[Dataset items]

━━━━━━━━━━━━━━━━━━━━━━━━━━━━━━

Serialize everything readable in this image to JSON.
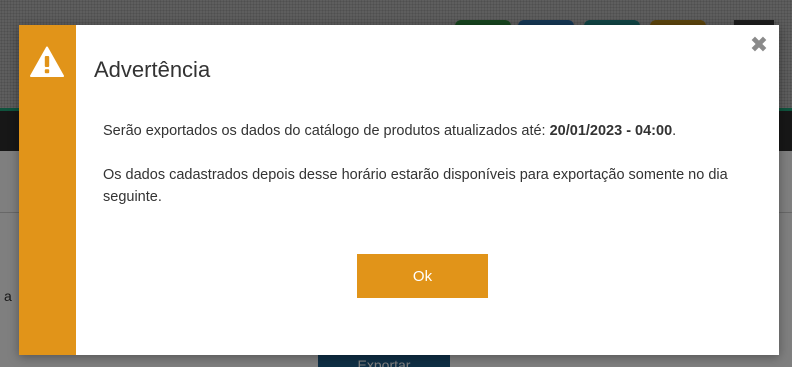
{
  "background": {
    "partial_text": "a",
    "export_button_label": "Exportar"
  },
  "modal": {
    "title": "Advertência",
    "icon": "warning-icon",
    "close_icon": "close-icon",
    "close_glyph": "✖",
    "paragraph1": {
      "text": "Serão exportados os dados do catálogo de produtos atualizados até: ",
      "date": "20/01/2023 - 04:00",
      "suffix": "."
    },
    "paragraph2": "Os dados cadastrados depois desse horário estarão disponíveis para exportação somente no dia seguinte.",
    "ok_label": "Ok"
  },
  "colors": {
    "accent": "#e19419",
    "overlay": "rgba(0,0,0,0.5)",
    "text": "#333333"
  }
}
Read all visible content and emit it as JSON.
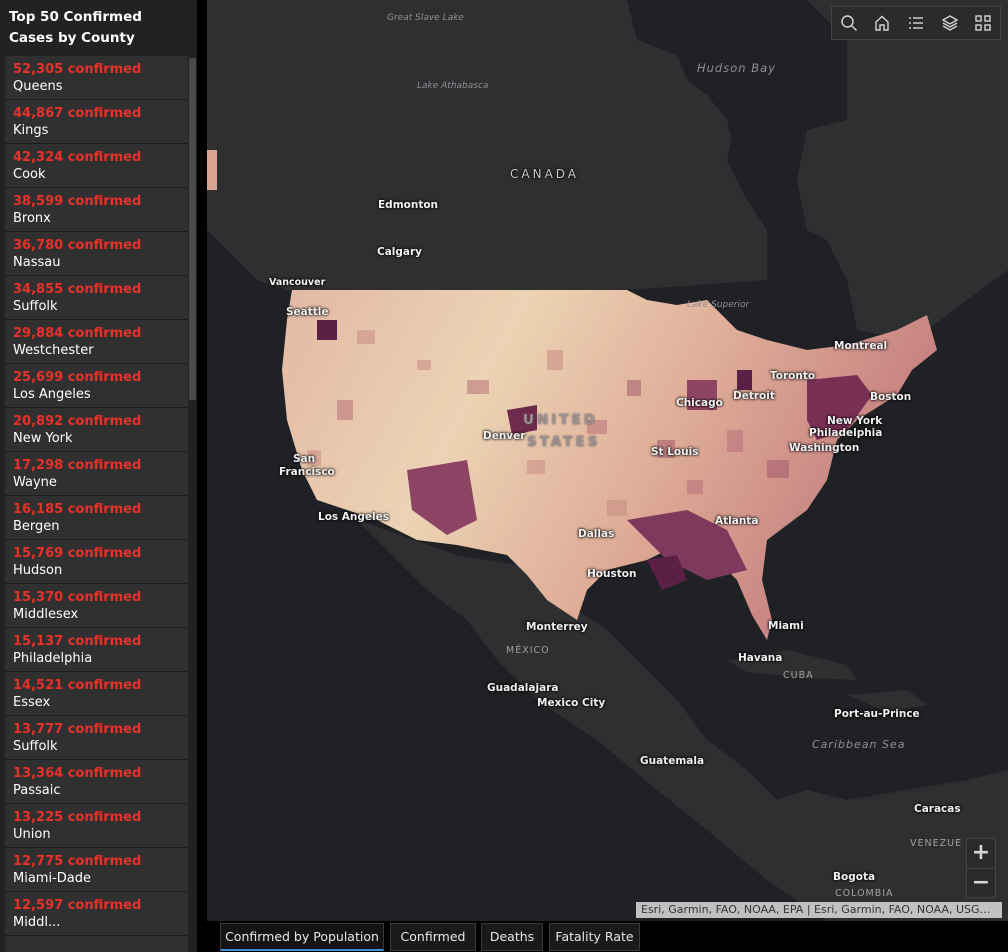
{
  "panel": {
    "title": "Top 50 Confirmed Cases by County",
    "items": [
      {
        "count": "52,305 confirmed",
        "county": "Queens"
      },
      {
        "count": "44,867 confirmed",
        "county": "Kings"
      },
      {
        "count": "42,324 confirmed",
        "county": "Cook"
      },
      {
        "count": "38,599 confirmed",
        "county": "Bronx"
      },
      {
        "count": "36,780 confirmed",
        "county": "Nassau"
      },
      {
        "count": "34,855 confirmed",
        "county": "Suffolk"
      },
      {
        "count": "29,884 confirmed",
        "county": "Westchester"
      },
      {
        "count": "25,699 confirmed",
        "county": "Los Angeles"
      },
      {
        "count": "20,892 confirmed",
        "county": "New York"
      },
      {
        "count": "17,298 confirmed",
        "county": "Wayne"
      },
      {
        "count": "16,185 confirmed",
        "county": "Bergen"
      },
      {
        "count": "15,769 confirmed",
        "county": "Hudson"
      },
      {
        "count": "15,370 confirmed",
        "county": "Middlesex"
      },
      {
        "count": "15,137 confirmed",
        "county": "Philadelphia"
      },
      {
        "count": "14,521 confirmed",
        "county": "Essex"
      },
      {
        "count": "13,777 confirmed",
        "county": "Suffolk"
      },
      {
        "count": "13,364 confirmed",
        "county": "Passaic"
      },
      {
        "count": "13,225 confirmed",
        "county": "Union"
      },
      {
        "count": "12,775 confirmed",
        "county": "Miami-Dade"
      },
      {
        "count": "12,597 confirmed",
        "county": "Middl..."
      }
    ]
  },
  "map": {
    "labels": {
      "great_slave_lake": "Great Slave Lake",
      "lake_athabasca": "Lake Athabasca",
      "hudson_bay": "Hudson Bay",
      "canada": "CANADA",
      "edmonton": "Edmonton",
      "calgary": "Calgary",
      "vancouver": "Vancouver",
      "seattle": "Seattle",
      "lake_superior": "Lake Superior",
      "montreal": "Montreal",
      "toronto": "Toronto",
      "detroit": "Detroit",
      "chicago": "Chicago",
      "boston": "Boston",
      "new_york": "New York",
      "philadelphia": "Philadelphia",
      "washington": "Washington",
      "united": "UNITED",
      "states": "STATES",
      "denver": "Denver",
      "st_louis": "St Louis",
      "san_francisco": "San Francisco",
      "los_angeles": "Los Angeles",
      "dallas": "Dallas",
      "atlanta": "Atlanta",
      "houston": "Houston",
      "miami": "Miami",
      "monterrey": "Monterrey",
      "mexico": "MÉXICO",
      "havana": "Havana",
      "cuba": "CUBA",
      "guadalajara": "Guadalajara",
      "mexico_city": "Mexico City",
      "port_au_prince": "Port-au-Prince",
      "caribbean_sea": "Caribbean Sea",
      "guatemala": "Guatemala",
      "caracas": "Caracas",
      "venezuela": "VENEZUE",
      "bogota": "Bogota",
      "colombia": "COLOMBIA"
    },
    "attribution": "Esri, Garmin, FAO, NOAA, EPA | Esri, Garmin, FAO, NOAA, USGS, EPA",
    "zoom_in": "+",
    "zoom_out": "−",
    "toolbar_icons": [
      "search-icon",
      "home-icon",
      "legend-list-icon",
      "layers-icon",
      "basemap-gallery-icon"
    ],
    "colors": {
      "background": "#202124",
      "land": "#2f2f31",
      "low": "#ecd3b4",
      "mid": "#d59a8a",
      "high": "#a8596c",
      "highest": "#5c1f45"
    }
  },
  "tabs": [
    {
      "label": "Confirmed by Population",
      "active": true
    },
    {
      "label": "Confirmed",
      "active": false
    },
    {
      "label": "Deaths",
      "active": false
    },
    {
      "label": "Fatality Rate",
      "active": false
    }
  ]
}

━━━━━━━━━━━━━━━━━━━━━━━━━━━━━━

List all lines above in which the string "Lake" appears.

### [Expected output]
      "great_slave_lake": "Great Slave Lake",
      "lake_athabasca": "Lake Athabasca",
      "lake_superior": "Lake Superior",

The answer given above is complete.